DATA FOR REVIEW:
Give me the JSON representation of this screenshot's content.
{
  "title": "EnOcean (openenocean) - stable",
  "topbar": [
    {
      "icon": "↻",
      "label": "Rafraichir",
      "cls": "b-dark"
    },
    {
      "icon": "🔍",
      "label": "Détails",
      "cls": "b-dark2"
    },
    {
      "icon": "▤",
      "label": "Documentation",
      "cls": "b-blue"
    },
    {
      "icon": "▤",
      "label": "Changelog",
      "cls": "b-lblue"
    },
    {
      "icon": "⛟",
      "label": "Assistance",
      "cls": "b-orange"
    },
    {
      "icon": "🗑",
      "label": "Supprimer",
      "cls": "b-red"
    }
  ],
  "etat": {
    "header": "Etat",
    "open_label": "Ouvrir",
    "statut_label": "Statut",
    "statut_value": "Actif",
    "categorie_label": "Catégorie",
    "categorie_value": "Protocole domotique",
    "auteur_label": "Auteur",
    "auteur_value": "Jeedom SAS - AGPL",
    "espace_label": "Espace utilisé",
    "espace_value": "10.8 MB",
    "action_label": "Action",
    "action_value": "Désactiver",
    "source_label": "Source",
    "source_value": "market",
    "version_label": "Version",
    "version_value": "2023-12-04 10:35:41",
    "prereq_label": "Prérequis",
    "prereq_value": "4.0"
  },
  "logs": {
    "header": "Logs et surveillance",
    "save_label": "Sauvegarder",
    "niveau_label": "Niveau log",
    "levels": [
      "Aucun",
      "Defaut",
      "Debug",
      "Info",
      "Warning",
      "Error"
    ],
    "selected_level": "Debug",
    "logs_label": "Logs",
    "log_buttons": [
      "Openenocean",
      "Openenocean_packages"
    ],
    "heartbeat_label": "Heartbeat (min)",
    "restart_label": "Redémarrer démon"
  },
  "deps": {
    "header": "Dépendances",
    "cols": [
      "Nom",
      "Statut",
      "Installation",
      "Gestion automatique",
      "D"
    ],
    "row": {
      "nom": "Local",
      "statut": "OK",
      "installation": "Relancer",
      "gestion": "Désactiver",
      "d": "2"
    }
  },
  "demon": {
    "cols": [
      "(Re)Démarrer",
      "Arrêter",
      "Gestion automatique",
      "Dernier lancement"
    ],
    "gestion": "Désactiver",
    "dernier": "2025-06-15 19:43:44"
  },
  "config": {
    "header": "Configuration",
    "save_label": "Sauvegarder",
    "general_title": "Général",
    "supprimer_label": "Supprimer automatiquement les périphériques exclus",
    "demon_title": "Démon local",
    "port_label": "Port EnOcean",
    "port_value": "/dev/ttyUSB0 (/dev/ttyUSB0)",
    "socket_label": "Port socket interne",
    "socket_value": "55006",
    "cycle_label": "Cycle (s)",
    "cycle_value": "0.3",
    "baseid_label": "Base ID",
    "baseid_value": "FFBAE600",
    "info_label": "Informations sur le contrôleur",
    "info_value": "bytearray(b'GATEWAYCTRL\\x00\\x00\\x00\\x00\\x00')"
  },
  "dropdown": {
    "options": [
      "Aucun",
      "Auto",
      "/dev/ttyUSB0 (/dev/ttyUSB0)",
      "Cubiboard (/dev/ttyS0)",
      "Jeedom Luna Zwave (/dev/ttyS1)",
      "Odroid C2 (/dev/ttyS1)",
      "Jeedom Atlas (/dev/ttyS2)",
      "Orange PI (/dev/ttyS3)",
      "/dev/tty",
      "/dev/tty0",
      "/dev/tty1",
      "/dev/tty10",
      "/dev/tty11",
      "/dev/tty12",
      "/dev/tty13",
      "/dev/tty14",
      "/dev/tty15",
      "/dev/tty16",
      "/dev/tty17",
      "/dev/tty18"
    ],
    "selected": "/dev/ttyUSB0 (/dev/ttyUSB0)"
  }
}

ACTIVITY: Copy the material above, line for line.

ANSWER BOX:
Give me the JSON representation of this screenshot's content.
{
  "title": "EnOcean (openenocean) - stable",
  "topbar": [
    {
      "icon": "↻",
      "label": "Rafraichir",
      "cls": "b-dark"
    },
    {
      "icon": "🔍",
      "label": "Détails",
      "cls": "b-dark2"
    },
    {
      "icon": "▤",
      "label": "Documentation",
      "cls": "b-blue"
    },
    {
      "icon": "▤",
      "label": "Changelog",
      "cls": "b-lblue"
    },
    {
      "icon": "⛟",
      "label": "Assistance",
      "cls": "b-orange"
    },
    {
      "icon": "🗑",
      "label": "Supprimer",
      "cls": "b-red"
    }
  ],
  "etat": {
    "header": "Etat",
    "open_label": "Ouvrir",
    "statut_label": "Statut",
    "statut_value": "Actif",
    "categorie_label": "Catégorie",
    "categorie_value": "Protocole domotique",
    "auteur_label": "Auteur",
    "auteur_value": "Jeedom SAS - AGPL",
    "espace_label": "Espace utilisé",
    "espace_value": "10.8 MB",
    "action_label": "Action",
    "action_value": "Désactiver",
    "source_label": "Source",
    "source_value": "market",
    "version_label": "Version",
    "version_value": "2023-12-04 10:35:41",
    "prereq_label": "Prérequis",
    "prereq_value": "4.0"
  },
  "logs": {
    "header": "Logs et surveillance",
    "save_label": "Sauvegarder",
    "niveau_label": "Niveau log",
    "levels": [
      "Aucun",
      "Defaut",
      "Debug",
      "Info",
      "Warning",
      "Error"
    ],
    "selected_level": "Debug",
    "logs_label": "Logs",
    "log_buttons": [
      "Openenocean",
      "Openenocean_packages"
    ],
    "heartbeat_label": "Heartbeat (min)",
    "restart_label": "Redémarrer démon"
  },
  "deps": {
    "header": "Dépendances",
    "cols": [
      "Nom",
      "Statut",
      "Installation",
      "Gestion automatique",
      "D"
    ],
    "row": {
      "nom": "Local",
      "statut": "OK",
      "installation": "Relancer",
      "gestion": "Désactiver",
      "d": "2"
    }
  },
  "demon": {
    "cols": [
      "(Re)Démarrer",
      "Arrêter",
      "Gestion automatique",
      "Dernier lancement"
    ],
    "gestion": "Désactiver",
    "dernier": "2025-06-15 19:43:44"
  },
  "config": {
    "header": "Configuration",
    "save_label": "Sauvegarder",
    "general_title": "Général",
    "supprimer_label": "Supprimer automatiquement les périphériques exclus",
    "demon_title": "Démon local",
    "port_label": "Port EnOcean",
    "port_value": "/dev/ttyUSB0 (/dev/ttyUSB0)",
    "socket_label": "Port socket interne",
    "socket_value": "55006",
    "cycle_label": "Cycle (s)",
    "cycle_value": "0.3",
    "baseid_label": "Base ID",
    "baseid_value": "FFBAE600",
    "info_label": "Informations sur le contrôleur",
    "info_value": "bytearray(b'GATEWAYCTRL\\x00\\x00\\x00\\x00\\x00')"
  },
  "dropdown": {
    "options": [
      "Aucun",
      "Auto",
      "/dev/ttyUSB0 (/dev/ttyUSB0)",
      "Cubiboard (/dev/ttyS0)",
      "Jeedom Luna Zwave (/dev/ttyS1)",
      "Odroid C2 (/dev/ttyS1)",
      "Jeedom Atlas (/dev/ttyS2)",
      "Orange PI (/dev/ttyS3)",
      "/dev/tty",
      "/dev/tty0",
      "/dev/tty1",
      "/dev/tty10",
      "/dev/tty11",
      "/dev/tty12",
      "/dev/tty13",
      "/dev/tty14",
      "/dev/tty15",
      "/dev/tty16",
      "/dev/tty17",
      "/dev/tty18"
    ],
    "selected": "/dev/ttyUSB0 (/dev/ttyUSB0)"
  }
}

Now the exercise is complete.